I sigh in a martyr-like way to make her feel guilty and start composing a note expressing my regrets.
“How well do you know this guy?” Nan asks. “Is he cute?”
I explain our light acquaintance, and admit that I think he’s handsome. “And now we know he can write a great letter,” I offer. “And he’s not an axe-murderer. Someone would have told me. Stuff like that gets around in a small town.”
Nan points out that he’s from Pass Christian.
“Gossip that good would cross the bridge,” I counter. I send off the response to Larry, asking for a rain-check, wondering if I’ll ever hear from him again.

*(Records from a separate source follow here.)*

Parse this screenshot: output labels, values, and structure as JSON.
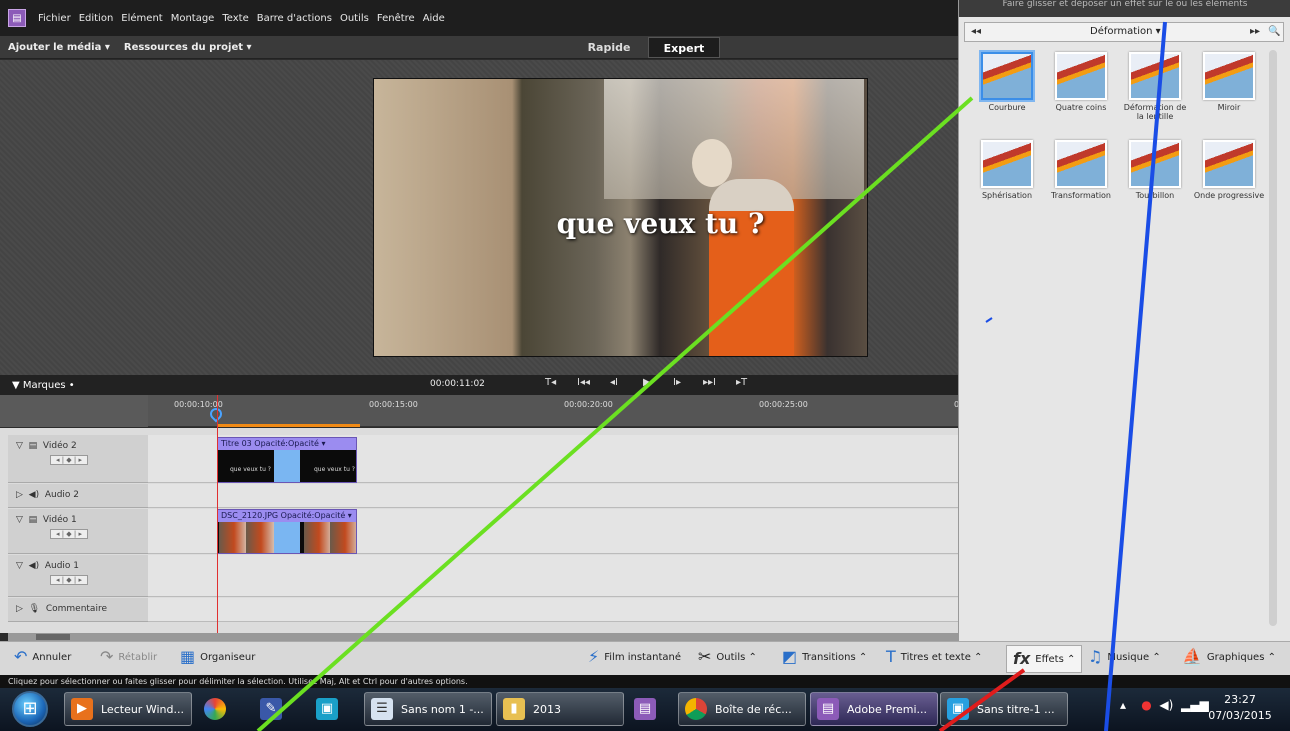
{
  "menubar": {
    "logo": "app-logo",
    "items": [
      "Fichier",
      "Edition",
      "Elément",
      "Montage",
      "Texte",
      "Barre d'actions",
      "Outils",
      "Fenêtre",
      "Aide"
    ]
  },
  "projectbar": {
    "add_media": "Ajouter le média ▾",
    "project_assets": "Ressources du projet ▾",
    "mode_quick": "Rapide",
    "mode_expert": "Expert"
  },
  "preview": {
    "title_text": "que veux tu ?"
  },
  "transport": {
    "marks": "▼ Marques  •",
    "current_time": "00:00:11:02",
    "controls": [
      "T◂",
      "I◂◂",
      "◂I",
      "▶",
      "I▸",
      "▸▸I",
      "▸T"
    ]
  },
  "ruler": {
    "ticks": [
      "00:00:10:00",
      "00:00:15:00",
      "00:00:20:00",
      "00:00:25:00",
      "0"
    ]
  },
  "tracks": [
    {
      "name": "Vidéo 2",
      "ctrl": "◂ | ◆ | ▸"
    },
    {
      "name": "Audio 2"
    },
    {
      "name": "Vidéo 1",
      "ctrl": "◂ | ◆ | ▸"
    },
    {
      "name": "Audio 1",
      "ctrl": "◂ | ◆ | ▸"
    },
    {
      "name": "Commentaire"
    }
  ],
  "clips": {
    "title_clip": "Titre 03  Opacité:Opacité ▾",
    "title_clip_text": "que veux tu ?",
    "photo_clip": "DSC_2120.JPG  Opacité:Opacité ▾"
  },
  "actionbar": {
    "undo": "Annuler",
    "redo": "Rétablir",
    "organizer": "Organiseur",
    "instant_movie": "Film instantané",
    "tools": "Outils  ⌃",
    "transitions": "Transitions  ⌃",
    "titles": "Titres et texte  ⌃",
    "effects": "Effets  ⌃",
    "music": "Musique  ⌃",
    "graphics": "Graphiques  ⌃"
  },
  "status": "Cliquez pour sélectionner ou faites glisser pour délimiter la sélection. Utilisez Maj, Alt et Ctrl pour d'autres options.",
  "effects_panel": {
    "header": "Faire glisser et déposer un effet sur le ou les éléments",
    "category": "Déformation ▾",
    "effects": [
      "Courbure",
      "Quatre coins",
      "Déformation de la lentille",
      "Miroir",
      "Sphérisation",
      "Transformation",
      "Tourbillon",
      "Onde progressive"
    ]
  },
  "taskbar": {
    "items": [
      "Lecteur Wind...",
      "Sans nom 1 -...",
      "2013",
      "Boîte de réc...",
      "Adobe Premi...",
      "Sans titre-1 ..."
    ],
    "time": "23:27",
    "date": "07/03/2015"
  },
  "colors": {
    "accent": "#3b8ee8",
    "annotation_green": "#6be021",
    "annotation_blue": "#1a4de6",
    "annotation_red": "#e01c1c"
  }
}
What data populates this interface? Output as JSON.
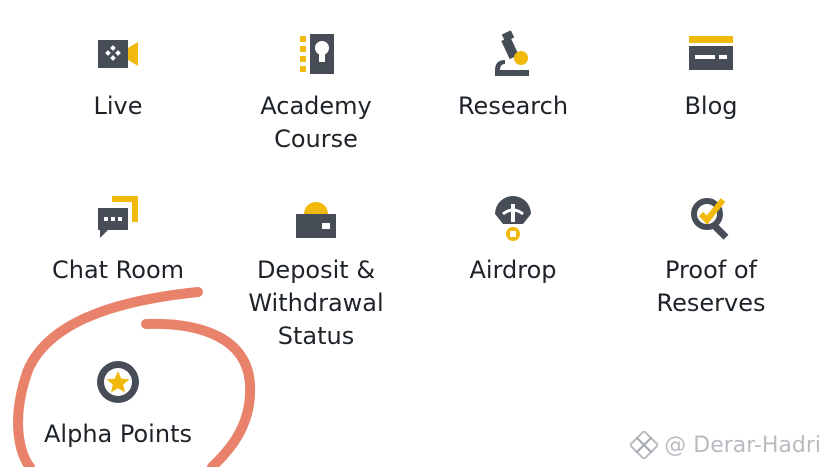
{
  "colors": {
    "accent": "#f0b90b",
    "icon_dark": "#474d57",
    "text": "#1e2329",
    "annotation": "#e8826a"
  },
  "tiles": [
    {
      "label": "Live",
      "icon": "live-camera-icon"
    },
    {
      "label": "Academy\nCourse",
      "icon": "academy-book-icon"
    },
    {
      "label": "Research",
      "icon": "research-microscope-icon"
    },
    {
      "label": "Blog",
      "icon": "blog-card-icon"
    },
    {
      "label": "Chat Room",
      "icon": "chat-bubble-icon"
    },
    {
      "label": "Deposit &\nWithdrawal\nStatus",
      "icon": "deposit-withdrawal-icon"
    },
    {
      "label": "Airdrop",
      "icon": "airdrop-parachute-icon"
    },
    {
      "label": "Proof of\nReserves",
      "icon": "proof-magnifier-icon"
    },
    {
      "label": "Alpha Points",
      "icon": "alpha-star-icon"
    }
  ],
  "watermark": {
    "text": "@ Derar-Hadri",
    "icon": "binance-diamond-icon"
  }
}
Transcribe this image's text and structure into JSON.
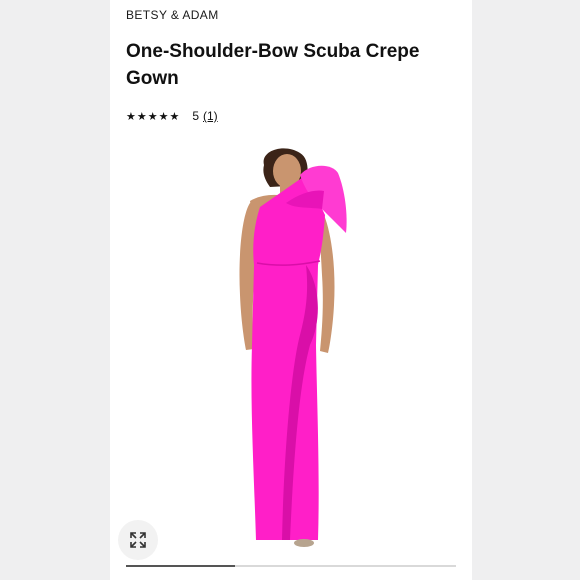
{
  "product": {
    "brand": "BETSY & ADAM",
    "title": "One-Shoulder-Bow Scuba Crepe Gown",
    "rating_stars": "★★★★★",
    "rating_value": "5",
    "rating_count": "(1)"
  },
  "gallery": {
    "image_colors": {
      "dress": "#ff1fc8",
      "dress_shadow": "#d90fa8",
      "skin": "#c9956f",
      "hair": "#3b2418"
    },
    "expand_icon": "expand-arrows-icon",
    "progress_fraction": 0.33
  }
}
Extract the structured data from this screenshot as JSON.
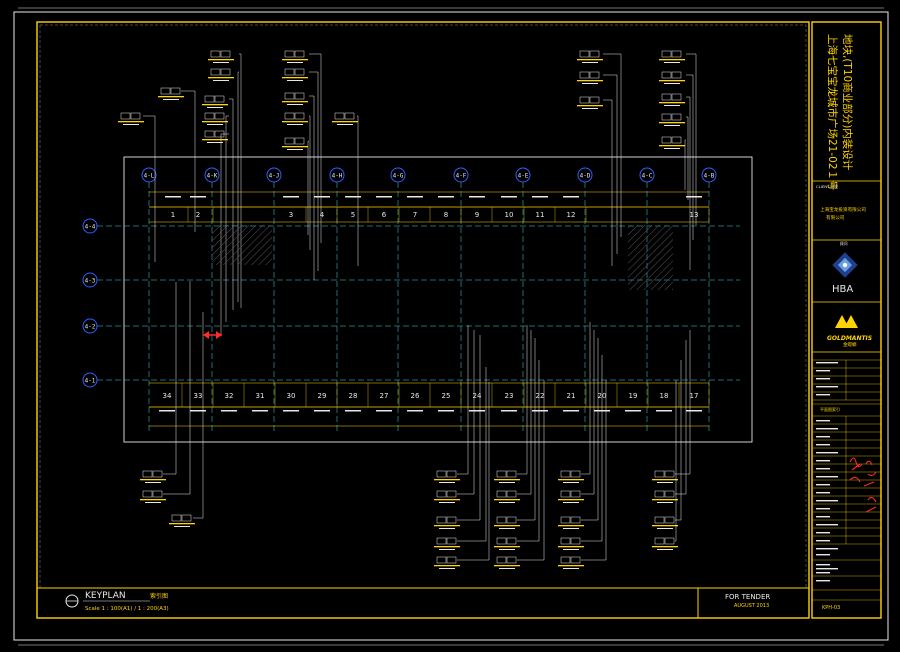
{
  "drawing": {
    "title_cn_line1": "上海七宝宝龙城市广场21-02１号",
    "title_cn_line2": "地块,(T10商业部分)内装设计",
    "client_label": "CLIENT 业主",
    "client_name_line1": "上海宝龙投资有限公司",
    "client_name_line2": "有限公司",
    "consultant_label": "顾问",
    "firm_logo": "HBA",
    "firm_logo2": "GOLDMANTIS",
    "firm_cn": "金螳螂",
    "keyplan_title": "KEYPLAN",
    "keyplan_cn": "索引图",
    "scale": "Scale 1 : 100(A1) / 1 : 200(A3)",
    "stage": "FOR TENDER",
    "date": "AUGUST 2013",
    "sheet_no": "KPH-03",
    "drawing_title_label": "平面图索引"
  },
  "grid": {
    "columns": [
      "4-L",
      "4-K",
      "4-J",
      "4-H",
      "4-G",
      "4-F",
      "4-E",
      "4-D",
      "4-C",
      "4-B"
    ],
    "rows": [
      "4-4",
      "4-3",
      "4-2",
      "4-1"
    ]
  },
  "units": {
    "top": [
      "1",
      "2",
      "3",
      "4",
      "5",
      "6",
      "7",
      "8",
      "9",
      "10",
      "11",
      "12",
      "13"
    ],
    "bottom": [
      "34",
      "33",
      "32",
      "31",
      "30",
      "29",
      "28",
      "27",
      "26",
      "25",
      "24",
      "23",
      "22",
      "21",
      "20",
      "19",
      "18",
      "17"
    ]
  },
  "colors": {
    "frame": "#ffd400",
    "grid": "#3fd8e0",
    "text": "#e8e8e8",
    "accent": "#ff2b2b"
  }
}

It occurs to both Nan and me how odd it is to be in our fifties and talking like high school girls about a prom date. Nan never married at all and my own twelve-year marriage had ended in an amicable divorce nearly fifteen years before. According to common lore, women our age had a better chance of being offed in a terrorist attack than walking down the aisle.
Nan and I enjoy the rest of our visit and a few weeks later, I claim my rain-check date. And another. Then another. I suggest a long walk on the beach. I want to see how this man will relate with my dogs. He runs and throws balls into the water for them. Afterward, my pitifully fearful rescue, Buster – who normally has to know someone weeks before he’ll tolerate being petted - rests his head on Larry’s knee.
A week later, Larry invites me to travel to San Francisco with him for a few days. He has tickets to a Grateful Dead concert. The fact that he likes the Grateful Dead and would travel across the country to see them scores big points. Just thinking about the trip peels about thirty years off my age and I start fretting about what I would wear to the concert. I call Nan to make sure I haven’t lost my mind.
“You have to go!” she commands, the prerogative of an old childhood friend.
“What if we have an awful time?” I ask.
“Then you’ll know right out of the box if he’s the guy for you or not. Better to know sooner than later. And you’ll have a chance to see how he behaves in airports.”
She doesn’t have to explain. We both know that men who get angry in airports are men who don’t make good partners. Since every trip involving air travel in recent years provides a perfectly justifiable reason to lose one’s temper, Larry will be tested. So even though I have developed a a mid-life fear of flying, I accept the invitation.
The flight out of Gulfport is delayed and we miss our connection in Dallas. Larry finds this amusing. We enjoy a leisurely lunch in the airport, after which he clowns around a huge contemporary sculpture in the lobby.
In California, we spend the days before the concert driving from Sausalito - where Larry used to live - up the stunning coastline. We find we travel well together. One day while exploring the winding roads, I sing every single song from the Sound of Music a capella. He’s not annoyed and actually thinks it’s hilarious.
At the concert a few days later, I realize I needn't have worried about feeling out of place - the audience is equally split between college kids and aging baby boomers. The Dead has never sounded better and my guitar hero from the Allman Brothers, Warren Haynes, practically melts the strings with his leads. They've gotten better with age, I think. Why can't we?
But while the trip is a huge happy-memory maker, the part that most wins my heart is sitting next to Larry during those long, sometimes turbulent flights and discovering that when I hold his hand, my fear of flying dissipates and then disappears.